The emergence of ethical and sustainable concerns and the need for environmental investing has come with a wide range of options for fixed income market participants to navigate. One approach has been to rely on evaluation metrics, or ratings that measure the environmental and social impact of companies’ operations. The main challenge of this approach is that currently there is no clear standard of measurement in the market. Researchers at MIT working on the Aggregate Confusion Project found that when they compared “two of the top five ESG rating agencies and compute the rank correlation across firms in a particular year, we are likely to obtain a correlation of the order of 10 to 15 percent. At least the correlation is positive! It is very likely (about 5 to 10 percent of the firms) that the firm that is in the top 5 percent for one rating agency belongs to the bottom 20 percent for the other.”
Consideration of environmental, social and governance (ESG) factors is becoming a key feature of bond pricing and credit-risk assessment – slowly.
Once the sole purview of investors, such consideration is earning a place on the agenda of credit ratings agencies globally.
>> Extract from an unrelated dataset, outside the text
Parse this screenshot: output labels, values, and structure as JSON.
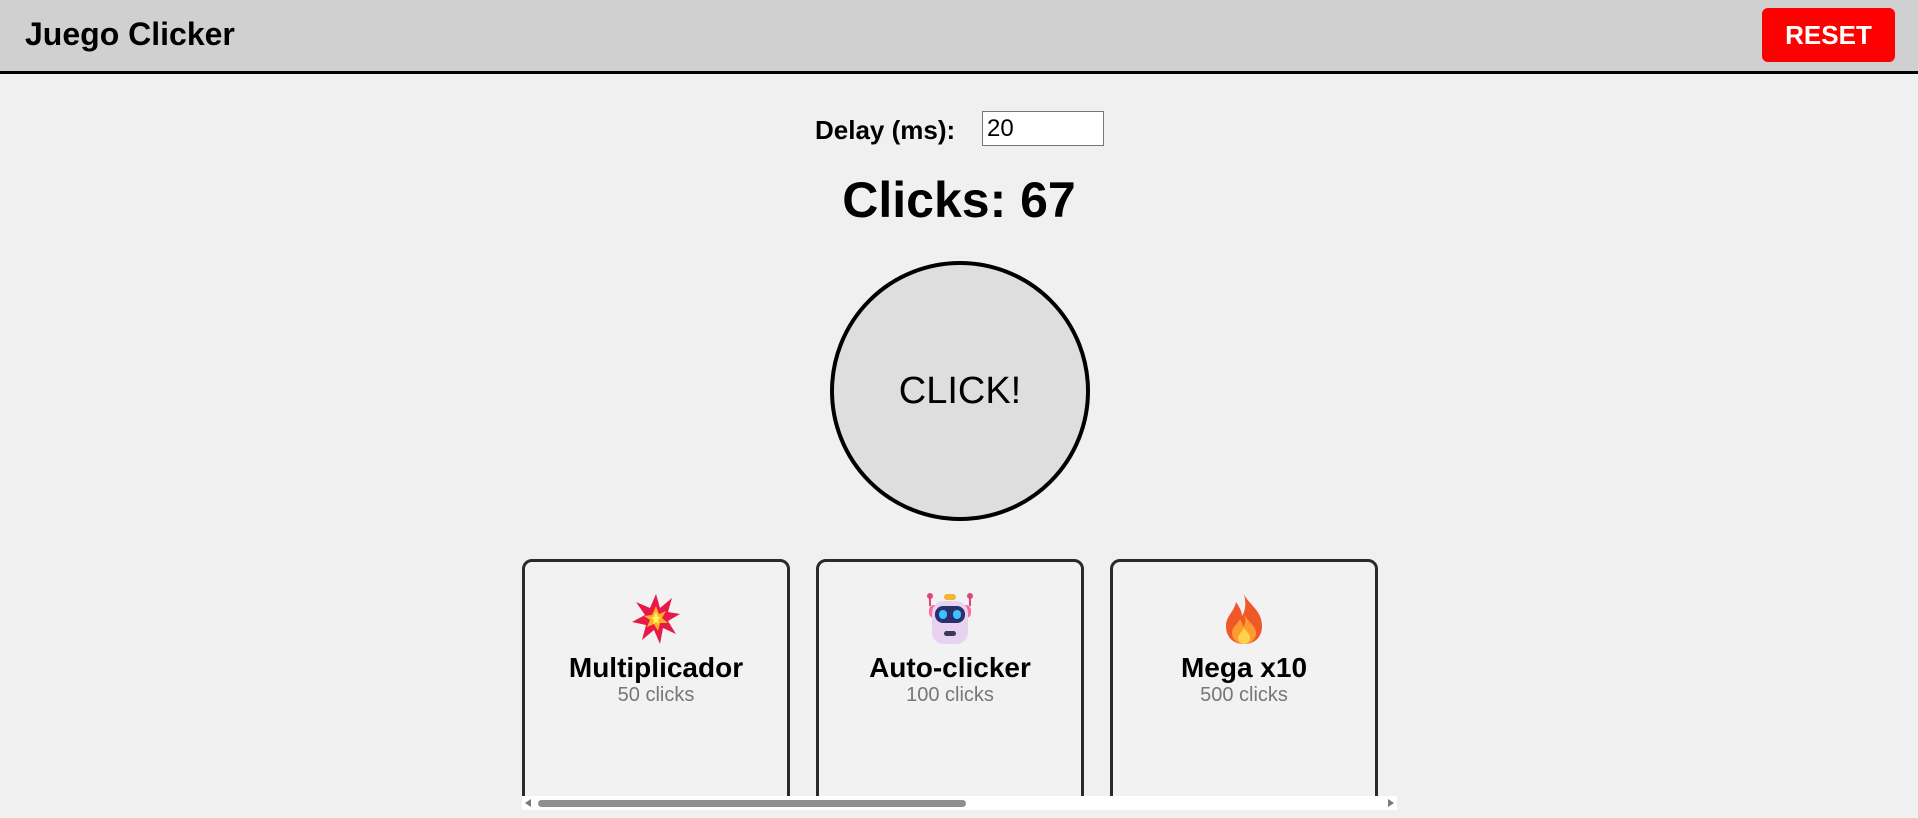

Given the weight ratings agencies carry in fixed-income markets, their heightened interest can give added impetus for ESG investment in different corners of the world, particularly where support for it is weak or where progress has recently stalled. The potential for positive impact is huge, given that global bonds – the largest asset class in capital markets – total nearly $88 trillion, Securities Industry and Financial Markets Association data shows.
wenty banking giants have agreed to support the scandal-hit benchmark the London interbank offered rate (Libor) until an alternative is found in 2021 so that the transition doesn’t rattle markets.